:: WHAT NEEDS TO BE DONE ::
The records need to be set down again exactly as they appear.

(Entries from a dataset of interfaces)
....

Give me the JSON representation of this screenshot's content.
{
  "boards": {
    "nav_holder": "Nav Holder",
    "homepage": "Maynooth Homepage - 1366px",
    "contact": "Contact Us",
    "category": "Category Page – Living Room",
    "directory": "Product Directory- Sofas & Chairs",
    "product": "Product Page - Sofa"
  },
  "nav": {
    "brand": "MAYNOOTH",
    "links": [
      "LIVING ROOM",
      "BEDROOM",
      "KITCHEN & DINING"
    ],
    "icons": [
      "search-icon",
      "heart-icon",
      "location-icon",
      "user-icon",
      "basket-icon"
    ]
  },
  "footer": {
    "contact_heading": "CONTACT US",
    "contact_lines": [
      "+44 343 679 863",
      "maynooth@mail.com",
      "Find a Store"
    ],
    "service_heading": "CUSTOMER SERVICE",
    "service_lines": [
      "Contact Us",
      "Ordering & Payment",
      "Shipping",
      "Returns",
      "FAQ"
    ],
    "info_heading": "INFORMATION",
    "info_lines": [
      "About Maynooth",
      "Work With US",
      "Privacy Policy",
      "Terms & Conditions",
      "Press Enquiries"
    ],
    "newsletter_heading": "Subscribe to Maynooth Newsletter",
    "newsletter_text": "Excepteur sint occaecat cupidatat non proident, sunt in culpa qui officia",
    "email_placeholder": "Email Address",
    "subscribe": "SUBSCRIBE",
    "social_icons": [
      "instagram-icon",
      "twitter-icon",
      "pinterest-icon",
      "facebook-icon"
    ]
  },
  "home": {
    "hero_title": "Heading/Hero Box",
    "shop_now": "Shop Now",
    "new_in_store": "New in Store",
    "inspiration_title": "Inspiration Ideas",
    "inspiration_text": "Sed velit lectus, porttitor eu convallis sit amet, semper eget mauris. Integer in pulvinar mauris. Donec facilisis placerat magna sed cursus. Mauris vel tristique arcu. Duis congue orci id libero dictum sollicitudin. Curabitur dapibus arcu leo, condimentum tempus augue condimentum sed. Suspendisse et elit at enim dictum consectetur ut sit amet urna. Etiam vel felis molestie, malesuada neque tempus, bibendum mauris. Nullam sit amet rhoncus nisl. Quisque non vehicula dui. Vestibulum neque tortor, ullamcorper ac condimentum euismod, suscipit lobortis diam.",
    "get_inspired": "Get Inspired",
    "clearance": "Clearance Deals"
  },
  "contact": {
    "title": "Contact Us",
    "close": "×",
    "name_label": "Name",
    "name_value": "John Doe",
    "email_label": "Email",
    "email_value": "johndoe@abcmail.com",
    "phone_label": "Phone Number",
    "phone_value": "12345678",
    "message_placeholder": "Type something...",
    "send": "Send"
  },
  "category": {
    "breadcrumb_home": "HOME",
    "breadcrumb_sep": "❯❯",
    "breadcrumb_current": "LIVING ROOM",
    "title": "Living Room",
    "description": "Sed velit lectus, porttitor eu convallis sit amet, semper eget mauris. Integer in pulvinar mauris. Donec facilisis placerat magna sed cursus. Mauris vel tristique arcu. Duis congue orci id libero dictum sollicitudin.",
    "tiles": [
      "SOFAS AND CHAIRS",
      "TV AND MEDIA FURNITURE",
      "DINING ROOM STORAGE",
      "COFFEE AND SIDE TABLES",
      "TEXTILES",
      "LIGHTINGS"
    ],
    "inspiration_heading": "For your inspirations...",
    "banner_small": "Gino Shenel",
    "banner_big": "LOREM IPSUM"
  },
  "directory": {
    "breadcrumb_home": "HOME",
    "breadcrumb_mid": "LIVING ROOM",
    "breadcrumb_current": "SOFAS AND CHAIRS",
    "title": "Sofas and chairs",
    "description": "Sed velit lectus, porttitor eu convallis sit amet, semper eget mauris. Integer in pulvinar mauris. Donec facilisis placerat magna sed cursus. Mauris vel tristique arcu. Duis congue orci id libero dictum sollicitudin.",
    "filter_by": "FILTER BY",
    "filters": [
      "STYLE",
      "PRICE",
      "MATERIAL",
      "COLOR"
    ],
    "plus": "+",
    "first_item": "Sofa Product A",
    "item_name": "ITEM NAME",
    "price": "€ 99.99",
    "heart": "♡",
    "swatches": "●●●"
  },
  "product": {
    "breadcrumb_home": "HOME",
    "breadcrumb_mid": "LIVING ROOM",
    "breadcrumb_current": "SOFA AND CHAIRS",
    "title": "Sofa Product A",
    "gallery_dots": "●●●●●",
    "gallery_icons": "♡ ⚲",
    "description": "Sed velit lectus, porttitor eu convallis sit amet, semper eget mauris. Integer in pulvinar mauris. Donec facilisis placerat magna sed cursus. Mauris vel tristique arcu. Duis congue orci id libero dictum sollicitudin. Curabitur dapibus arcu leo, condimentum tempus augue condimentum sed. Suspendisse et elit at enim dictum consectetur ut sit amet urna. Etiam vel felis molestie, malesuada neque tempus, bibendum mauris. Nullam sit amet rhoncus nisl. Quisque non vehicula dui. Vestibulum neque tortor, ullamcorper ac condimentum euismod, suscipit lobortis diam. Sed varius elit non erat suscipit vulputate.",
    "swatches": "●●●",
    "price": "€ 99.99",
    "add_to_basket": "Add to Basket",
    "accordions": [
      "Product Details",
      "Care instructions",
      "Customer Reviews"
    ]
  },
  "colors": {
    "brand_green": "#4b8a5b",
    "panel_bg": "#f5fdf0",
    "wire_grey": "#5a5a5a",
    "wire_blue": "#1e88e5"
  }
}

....

:: WRITTEN ANSWER ::
Give me the JSON representation of this screenshot's content.
{
  "boards": {
    "nav_holder": "Nav Holder",
    "homepage": "Maynooth Homepage - 1366px",
    "contact": "Contact Us",
    "category": "Category Page – Living Room",
    "directory": "Product Directory- Sofas & Chairs",
    "product": "Product Page - Sofa"
  },
  "nav": {
    "brand": "MAYNOOTH",
    "links": [
      "LIVING ROOM",
      "BEDROOM",
      "KITCHEN & DINING"
    ],
    "icons": [
      "search-icon",
      "heart-icon",
      "location-icon",
      "user-icon",
      "basket-icon"
    ]
  },
  "footer": {
    "contact_heading": "CONTACT US",
    "contact_lines": [
      "+44 343 679 863",
      "maynooth@mail.com",
      "Find a Store"
    ],
    "service_heading": "CUSTOMER SERVICE",
    "service_lines": [
      "Contact Us",
      "Ordering & Payment",
      "Shipping",
      "Returns",
      "FAQ"
    ],
    "info_heading": "INFORMATION",
    "info_lines": [
      "About Maynooth",
      "Work With US",
      "Privacy Policy",
      "Terms & Conditions",
      "Press Enquiries"
    ],
    "newsletter_heading": "Subscribe to Maynooth Newsletter",
    "newsletter_text": "Excepteur sint occaecat cupidatat non proident, sunt in culpa qui officia",
    "email_placeholder": "Email Address",
    "subscribe": "SUBSCRIBE",
    "social_icons": [
      "instagram-icon",
      "twitter-icon",
      "pinterest-icon",
      "facebook-icon"
    ]
  },
  "home": {
    "hero_title": "Heading/Hero Box",
    "shop_now": "Shop Now",
    "new_in_store": "New in Store",
    "inspiration_title": "Inspiration Ideas",
    "inspiration_text": "Sed velit lectus, porttitor eu convallis sit amet, semper eget mauris. Integer in pulvinar mauris. Donec facilisis placerat magna sed cursus. Mauris vel tristique arcu. Duis congue orci id libero dictum sollicitudin. Curabitur dapibus arcu leo, condimentum tempus augue condimentum sed. Suspendisse et elit at enim dictum consectetur ut sit amet urna. Etiam vel felis molestie, malesuada neque tempus, bibendum mauris. Nullam sit amet rhoncus nisl. Quisque non vehicula dui. Vestibulum neque tortor, ullamcorper ac condimentum euismod, suscipit lobortis diam.",
    "get_inspired": "Get Inspired",
    "clearance": "Clearance Deals"
  },
  "contact": {
    "title": "Contact Us",
    "close": "×",
    "name_label": "Name",
    "name_value": "John Doe",
    "email_label": "Email",
    "email_value": "johndoe@abcmail.com",
    "phone_label": "Phone Number",
    "phone_value": "12345678",
    "message_placeholder": "Type something...",
    "send": "Send"
  },
  "category": {
    "breadcrumb_home": "HOME",
    "breadcrumb_sep": "❯❯",
    "breadcrumb_current": "LIVING ROOM",
    "title": "Living Room",
    "description": "Sed velit lectus, porttitor eu convallis sit amet, semper eget mauris. Integer in pulvinar mauris. Donec facilisis placerat magna sed cursus. Mauris vel tristique arcu. Duis congue orci id libero dictum sollicitudin.",
    "tiles": [
      "SOFAS AND CHAIRS",
      "TV AND MEDIA FURNITURE",
      "DINING ROOM STORAGE",
      "COFFEE AND SIDE TABLES",
      "TEXTILES",
      "LIGHTINGS"
    ],
    "inspiration_heading": "For your inspirations...",
    "banner_small": "Gino Shenel",
    "banner_big": "LOREM IPSUM"
  },
  "directory": {
    "breadcrumb_home": "HOME",
    "breadcrumb_mid": "LIVING ROOM",
    "breadcrumb_current": "SOFAS AND CHAIRS",
    "title": "Sofas and chairs",
    "description": "Sed velit lectus, porttitor eu convallis sit amet, semper eget mauris. Integer in pulvinar mauris. Donec facilisis placerat magna sed cursus. Mauris vel tristique arcu. Duis congue orci id libero dictum sollicitudin.",
    "filter_by": "FILTER BY",
    "filters": [
      "STYLE",
      "PRICE",
      "MATERIAL",
      "COLOR"
    ],
    "plus": "+",
    "first_item": "Sofa Product A",
    "item_name": "ITEM NAME",
    "price": "€ 99.99",
    "heart": "♡",
    "swatches": "●●●"
  },
  "product": {
    "breadcrumb_home": "HOME",
    "breadcrumb_mid": "LIVING ROOM",
    "breadcrumb_current": "SOFA AND CHAIRS",
    "title": "Sofa Product A",
    "gallery_dots": "●●●●●",
    "gallery_icons": "♡ ⚲",
    "description": "Sed velit lectus, porttitor eu convallis sit amet, semper eget mauris. Integer in pulvinar mauris. Donec facilisis placerat magna sed cursus. Mauris vel tristique arcu. Duis congue orci id libero dictum sollicitudin. Curabitur dapibus arcu leo, condimentum tempus augue condimentum sed. Suspendisse et elit at enim dictum consectetur ut sit amet urna. Etiam vel felis molestie, malesuada neque tempus, bibendum mauris. Nullam sit amet rhoncus nisl. Quisque non vehicula dui. Vestibulum neque tortor, ullamcorper ac condimentum euismod, suscipit lobortis diam. Sed varius elit non erat suscipit vulputate.",
    "swatches": "●●●",
    "price": "€ 99.99",
    "add_to_basket": "Add to Basket",
    "accordions": [
      "Product Details",
      "Care instructions",
      "Customer Reviews"
    ]
  },
  "colors": {
    "brand_green": "#4b8a5b",
    "panel_bg": "#f5fdf0",
    "wire_grey": "#5a5a5a",
    "wire_blue": "#1e88e5"
  }
}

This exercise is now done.